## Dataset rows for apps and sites
--- START ---
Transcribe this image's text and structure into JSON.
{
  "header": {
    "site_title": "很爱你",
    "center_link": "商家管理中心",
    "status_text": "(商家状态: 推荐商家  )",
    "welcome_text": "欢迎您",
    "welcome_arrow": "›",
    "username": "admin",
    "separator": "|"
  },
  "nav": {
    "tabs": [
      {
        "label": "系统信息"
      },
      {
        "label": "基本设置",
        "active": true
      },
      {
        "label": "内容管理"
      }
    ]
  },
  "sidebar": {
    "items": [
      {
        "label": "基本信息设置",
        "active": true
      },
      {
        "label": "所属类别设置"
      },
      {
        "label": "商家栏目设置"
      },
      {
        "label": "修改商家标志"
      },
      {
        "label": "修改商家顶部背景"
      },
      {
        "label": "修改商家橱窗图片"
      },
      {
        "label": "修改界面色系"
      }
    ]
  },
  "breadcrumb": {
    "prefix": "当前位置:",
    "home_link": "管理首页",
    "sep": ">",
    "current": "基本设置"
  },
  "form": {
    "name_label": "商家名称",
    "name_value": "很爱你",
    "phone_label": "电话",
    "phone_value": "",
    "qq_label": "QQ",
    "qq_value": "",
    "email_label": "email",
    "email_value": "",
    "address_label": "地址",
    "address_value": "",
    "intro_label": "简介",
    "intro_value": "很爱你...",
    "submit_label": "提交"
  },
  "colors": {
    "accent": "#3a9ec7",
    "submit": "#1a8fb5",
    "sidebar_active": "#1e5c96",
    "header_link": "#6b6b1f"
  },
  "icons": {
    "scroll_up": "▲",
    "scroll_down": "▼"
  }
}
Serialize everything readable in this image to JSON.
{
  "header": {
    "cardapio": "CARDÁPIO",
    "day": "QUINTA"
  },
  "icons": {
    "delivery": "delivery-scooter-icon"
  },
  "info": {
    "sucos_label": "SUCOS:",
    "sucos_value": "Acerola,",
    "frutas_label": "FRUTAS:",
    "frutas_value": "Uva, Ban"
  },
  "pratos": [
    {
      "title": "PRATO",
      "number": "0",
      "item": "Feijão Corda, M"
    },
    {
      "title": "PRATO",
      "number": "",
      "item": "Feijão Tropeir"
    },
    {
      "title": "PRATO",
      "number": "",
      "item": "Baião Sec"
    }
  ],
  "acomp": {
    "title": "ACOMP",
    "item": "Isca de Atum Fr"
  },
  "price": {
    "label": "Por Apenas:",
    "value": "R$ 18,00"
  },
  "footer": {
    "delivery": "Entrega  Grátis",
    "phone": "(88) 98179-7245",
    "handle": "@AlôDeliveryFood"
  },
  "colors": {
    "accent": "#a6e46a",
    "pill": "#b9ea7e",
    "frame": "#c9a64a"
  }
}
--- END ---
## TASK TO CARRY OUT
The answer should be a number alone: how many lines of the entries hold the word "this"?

## WRITTEN ANSWER
2